2- denotes information taken from Ancestry, which is a paid service
3 – SH:7/ML/E/17/0142 West Yorkshire Archive Service, Calderdale
Anne Lister Transcription by Frankie Raia
4 – 1525/7/1/5/1/36 West Yorkshire Archive Service, Calderdale
Ann Walker Transcription by Alexa Tansley, Diane Halford, Leila Straub, Ivana Nika, and Dorjana Širola on behalf of In Search Of Ann Walker
5 – SH:7/ML/E/17/0147 West Yorkshire Archive Service, Calderdale
Anne Lister Transcription by Frankie Raia
6- SH:7/ML/E/22/0141 West Yorkshire Archive Service, Calderdale
Anne Lister Transcription by Frankie Raia
7 – SH:7/ML/E/23/0010 West Yorkshire Archive Service, Calderdale
Anne Lister Transcription by Frankie Raia
8 – SH:7/ML/E/23/0033 West Yorkshire Archive Service, Calderdale
Anne ListerTranscription by Frankie Raia\
9 – SH:7/ML/E/23/0048 West Yorkshire Archive Service, Calderdale|
Anne Lister Transcription by Frankie Raia
10 – SH:7/ML/E/23/0065 West Yorkshire Archive Service, Calderdale|
Anne Lister Transcription by Frankie Raia
11 – Churchwarden of Lightcliffe Chapel- Thank you to Friends of Lightcliffe Churchyard
12 – Churchwarden definition GenGuide
13 – Northowram: Its History and Antquities with Life of Oliver Heywood By Mark Pearson F. King & Sons, Printers and Publishers, Broad Street 1898
14 – Information regarding GMS final account of records from Friends of St Matthews
15 – West Yorkshire, England, Electoral Registers – Ancestry.co.uk – is a paid service
16 – 1525/7/1/5/1/35 West Yorkshire Archive Service, Calderdale – Ann Walker’s journal
Transcription by Alexa Tansley, Diane Halford, Leila Straub, Ivana Nika, and Dorjana Širola on behalf of In Search Of Ann Walker
17 – Lidgate House history

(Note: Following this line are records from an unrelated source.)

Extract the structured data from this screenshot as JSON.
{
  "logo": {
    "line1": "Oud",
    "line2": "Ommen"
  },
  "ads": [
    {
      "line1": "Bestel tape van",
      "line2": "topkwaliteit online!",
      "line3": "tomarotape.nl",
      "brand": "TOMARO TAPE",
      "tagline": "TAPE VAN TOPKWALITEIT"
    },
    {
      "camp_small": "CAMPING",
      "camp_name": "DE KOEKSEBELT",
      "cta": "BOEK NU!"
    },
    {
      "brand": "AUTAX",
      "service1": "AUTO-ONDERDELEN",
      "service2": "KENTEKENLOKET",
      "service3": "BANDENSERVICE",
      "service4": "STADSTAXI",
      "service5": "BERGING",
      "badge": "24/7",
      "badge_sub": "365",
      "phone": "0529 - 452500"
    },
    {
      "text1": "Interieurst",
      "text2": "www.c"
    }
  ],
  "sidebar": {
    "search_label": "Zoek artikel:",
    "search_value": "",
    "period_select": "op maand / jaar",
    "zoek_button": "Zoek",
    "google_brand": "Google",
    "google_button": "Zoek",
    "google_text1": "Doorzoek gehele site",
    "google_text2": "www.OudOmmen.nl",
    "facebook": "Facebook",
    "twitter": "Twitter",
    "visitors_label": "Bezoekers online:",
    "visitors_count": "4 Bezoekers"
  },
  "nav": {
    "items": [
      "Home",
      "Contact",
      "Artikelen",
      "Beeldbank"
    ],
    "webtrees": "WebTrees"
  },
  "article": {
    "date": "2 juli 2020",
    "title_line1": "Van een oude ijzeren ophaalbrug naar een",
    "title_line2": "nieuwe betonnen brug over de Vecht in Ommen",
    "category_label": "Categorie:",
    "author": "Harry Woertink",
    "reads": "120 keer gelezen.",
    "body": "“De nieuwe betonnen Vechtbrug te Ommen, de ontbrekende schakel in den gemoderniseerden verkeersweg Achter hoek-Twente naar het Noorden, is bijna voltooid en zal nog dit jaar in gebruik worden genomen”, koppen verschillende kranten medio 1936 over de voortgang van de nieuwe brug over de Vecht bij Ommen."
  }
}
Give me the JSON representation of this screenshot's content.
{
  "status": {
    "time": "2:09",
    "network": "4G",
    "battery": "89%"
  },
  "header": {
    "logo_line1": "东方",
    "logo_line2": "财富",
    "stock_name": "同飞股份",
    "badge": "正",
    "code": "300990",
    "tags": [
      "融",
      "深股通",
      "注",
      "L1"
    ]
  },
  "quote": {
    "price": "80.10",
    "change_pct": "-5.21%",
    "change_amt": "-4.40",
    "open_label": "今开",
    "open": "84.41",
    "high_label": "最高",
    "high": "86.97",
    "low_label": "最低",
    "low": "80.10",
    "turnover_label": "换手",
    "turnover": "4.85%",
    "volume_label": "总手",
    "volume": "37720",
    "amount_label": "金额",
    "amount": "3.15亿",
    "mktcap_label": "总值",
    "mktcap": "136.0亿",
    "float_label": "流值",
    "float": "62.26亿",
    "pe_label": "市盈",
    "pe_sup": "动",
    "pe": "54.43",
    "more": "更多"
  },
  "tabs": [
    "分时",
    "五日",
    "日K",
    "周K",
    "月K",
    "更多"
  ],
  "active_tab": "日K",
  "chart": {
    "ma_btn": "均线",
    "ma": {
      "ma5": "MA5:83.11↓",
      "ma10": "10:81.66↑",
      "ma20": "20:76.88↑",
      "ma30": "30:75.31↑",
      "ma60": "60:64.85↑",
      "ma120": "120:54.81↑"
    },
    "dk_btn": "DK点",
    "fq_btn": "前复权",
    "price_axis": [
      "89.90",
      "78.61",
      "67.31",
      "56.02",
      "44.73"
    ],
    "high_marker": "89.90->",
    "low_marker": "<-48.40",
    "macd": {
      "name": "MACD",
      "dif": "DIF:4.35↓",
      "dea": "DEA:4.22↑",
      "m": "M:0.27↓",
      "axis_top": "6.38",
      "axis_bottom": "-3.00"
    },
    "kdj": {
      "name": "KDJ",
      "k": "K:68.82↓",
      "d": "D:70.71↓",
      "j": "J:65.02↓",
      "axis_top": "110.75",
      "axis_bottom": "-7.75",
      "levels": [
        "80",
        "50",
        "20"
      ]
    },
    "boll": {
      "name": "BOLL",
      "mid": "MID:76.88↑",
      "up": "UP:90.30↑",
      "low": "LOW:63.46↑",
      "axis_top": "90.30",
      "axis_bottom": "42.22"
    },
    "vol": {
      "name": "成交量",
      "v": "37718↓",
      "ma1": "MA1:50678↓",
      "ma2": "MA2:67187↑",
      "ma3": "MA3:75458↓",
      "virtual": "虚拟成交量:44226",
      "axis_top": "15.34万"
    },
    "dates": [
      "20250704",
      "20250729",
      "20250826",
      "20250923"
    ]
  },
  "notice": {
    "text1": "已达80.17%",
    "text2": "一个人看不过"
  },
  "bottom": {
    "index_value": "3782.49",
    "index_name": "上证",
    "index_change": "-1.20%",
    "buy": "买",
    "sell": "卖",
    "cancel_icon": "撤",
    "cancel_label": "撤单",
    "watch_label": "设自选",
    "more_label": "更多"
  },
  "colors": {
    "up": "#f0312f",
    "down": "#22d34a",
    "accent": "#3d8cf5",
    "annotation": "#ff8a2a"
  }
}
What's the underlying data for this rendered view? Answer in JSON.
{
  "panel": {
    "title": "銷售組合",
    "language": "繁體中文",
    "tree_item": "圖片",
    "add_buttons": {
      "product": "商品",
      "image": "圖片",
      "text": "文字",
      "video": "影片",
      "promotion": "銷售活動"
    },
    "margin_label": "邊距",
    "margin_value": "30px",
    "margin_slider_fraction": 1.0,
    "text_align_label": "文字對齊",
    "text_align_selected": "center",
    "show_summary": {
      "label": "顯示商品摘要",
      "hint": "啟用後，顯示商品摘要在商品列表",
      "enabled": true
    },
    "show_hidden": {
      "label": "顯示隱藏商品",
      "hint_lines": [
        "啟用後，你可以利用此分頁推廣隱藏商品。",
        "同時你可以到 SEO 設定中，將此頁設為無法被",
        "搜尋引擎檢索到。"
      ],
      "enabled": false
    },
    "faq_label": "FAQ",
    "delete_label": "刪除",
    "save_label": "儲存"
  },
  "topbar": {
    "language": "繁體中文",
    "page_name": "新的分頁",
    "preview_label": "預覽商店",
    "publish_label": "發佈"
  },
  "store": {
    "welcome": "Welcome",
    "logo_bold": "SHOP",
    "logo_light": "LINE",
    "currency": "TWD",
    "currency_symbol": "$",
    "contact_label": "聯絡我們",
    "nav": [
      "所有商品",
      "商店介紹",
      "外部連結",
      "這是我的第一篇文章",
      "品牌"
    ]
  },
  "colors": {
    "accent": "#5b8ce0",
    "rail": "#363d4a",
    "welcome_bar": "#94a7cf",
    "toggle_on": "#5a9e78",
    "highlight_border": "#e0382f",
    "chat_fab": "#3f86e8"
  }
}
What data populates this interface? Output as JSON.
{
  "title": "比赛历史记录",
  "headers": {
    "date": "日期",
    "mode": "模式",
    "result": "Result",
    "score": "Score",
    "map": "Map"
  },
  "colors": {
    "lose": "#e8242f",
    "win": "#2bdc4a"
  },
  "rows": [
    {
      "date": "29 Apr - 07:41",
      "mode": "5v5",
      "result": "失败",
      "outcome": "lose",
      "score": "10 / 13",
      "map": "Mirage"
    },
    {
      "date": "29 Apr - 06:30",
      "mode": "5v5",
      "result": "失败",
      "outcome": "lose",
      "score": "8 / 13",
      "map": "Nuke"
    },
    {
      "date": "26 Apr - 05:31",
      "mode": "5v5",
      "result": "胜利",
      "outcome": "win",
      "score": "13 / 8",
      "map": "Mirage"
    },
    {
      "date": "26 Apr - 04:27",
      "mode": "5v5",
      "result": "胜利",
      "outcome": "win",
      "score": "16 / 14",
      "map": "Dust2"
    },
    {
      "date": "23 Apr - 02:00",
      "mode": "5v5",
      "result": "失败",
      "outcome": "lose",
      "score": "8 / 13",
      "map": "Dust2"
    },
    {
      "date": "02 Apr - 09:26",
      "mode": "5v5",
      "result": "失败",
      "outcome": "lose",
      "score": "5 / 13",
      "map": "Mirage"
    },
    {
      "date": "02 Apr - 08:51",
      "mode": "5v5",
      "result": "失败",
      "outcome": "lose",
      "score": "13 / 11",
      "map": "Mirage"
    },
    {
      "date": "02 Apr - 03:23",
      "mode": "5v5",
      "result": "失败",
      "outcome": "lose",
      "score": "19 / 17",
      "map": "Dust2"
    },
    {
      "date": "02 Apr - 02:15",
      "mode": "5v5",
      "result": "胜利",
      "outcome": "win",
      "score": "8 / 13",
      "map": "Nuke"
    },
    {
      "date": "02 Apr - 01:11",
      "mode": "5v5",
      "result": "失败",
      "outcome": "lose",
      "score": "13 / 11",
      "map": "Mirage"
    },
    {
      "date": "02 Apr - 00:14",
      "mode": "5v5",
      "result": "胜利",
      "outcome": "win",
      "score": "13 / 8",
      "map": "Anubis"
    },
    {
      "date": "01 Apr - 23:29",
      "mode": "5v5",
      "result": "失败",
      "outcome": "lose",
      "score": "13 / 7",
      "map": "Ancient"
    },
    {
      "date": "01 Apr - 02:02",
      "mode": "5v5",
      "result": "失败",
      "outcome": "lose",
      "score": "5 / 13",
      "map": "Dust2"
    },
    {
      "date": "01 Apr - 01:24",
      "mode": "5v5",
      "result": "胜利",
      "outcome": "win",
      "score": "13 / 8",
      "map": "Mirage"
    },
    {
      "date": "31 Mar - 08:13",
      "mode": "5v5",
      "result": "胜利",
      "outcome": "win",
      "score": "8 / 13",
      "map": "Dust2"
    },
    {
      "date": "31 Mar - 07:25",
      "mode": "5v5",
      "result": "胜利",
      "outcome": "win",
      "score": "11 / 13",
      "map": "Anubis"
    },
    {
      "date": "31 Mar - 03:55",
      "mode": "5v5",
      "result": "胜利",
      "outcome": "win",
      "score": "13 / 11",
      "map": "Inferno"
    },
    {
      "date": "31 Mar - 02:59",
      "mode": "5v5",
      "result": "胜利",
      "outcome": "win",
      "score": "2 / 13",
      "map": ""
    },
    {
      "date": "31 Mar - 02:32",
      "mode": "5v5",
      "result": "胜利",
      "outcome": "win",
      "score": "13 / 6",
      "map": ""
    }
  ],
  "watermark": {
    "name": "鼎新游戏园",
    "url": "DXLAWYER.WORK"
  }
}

18 – Susannah’s cause of death – University of Leeds definition of Consumption
19 – Hannah’s cause of death – Glossary of Medical Terms Used in the 18th and 19th Centuries
20- Elizabeth (nee Bottomley) Sutcliffe family history – Friends of St Matthews Churchyard
21 – MAC-42-34-2 West Yorkshire Archive Service, Calderdale – Marriage Settlement between Samuel Washington and Elizabeth Sutcliffe.
22 – MAC-42-34-2 West Yorkshire Archive Service, Calderdale – Indenture document signed by Samuel & Elizabeth Washington.
23 – Sam’s cause of death – Apoplexy
24 – Samuel Washington’s Last Will and Testament – Borthwick Institute # BIA20211649
25 – Samuel Washington’s Last Will and Testament- Image re: Silver Plate Tea & Coffee set. Permission from Borthwick Institute for this blog only.
Copyright University of York, not to be reproduced without permission from the Borthwick Institute.
26 – CPI Inflation Calculator used in conversion
27 – Denotes information taken from Ancestry, which is a paid service
28 – CPI Inflation Calculator used in conversion
General Register Office (GRO)
The British Newspaper Archive – a paid service
St John The Baptist Church Coley, Coley Road, Halifax
Friends of St Matthews Churchyard – Ian Philp & Dorothy Barker, who have done an incredible amount of research on the Washington family among so many others buried there. I can’t thank them enough for all their help.
Diane Halford, Admin, In Search of Ann Walker – for providing guidance and information on Ann Walker after her return from Russia.
David Glover, President Halifax Antiquarian Society – for permission to reproduce the Hipperholm Map created by Samuel and reading countless transcriptions.
Martin Walker – for help with legal transcriptions.
Caroline Maillard – Editing
Louise Godley – Editing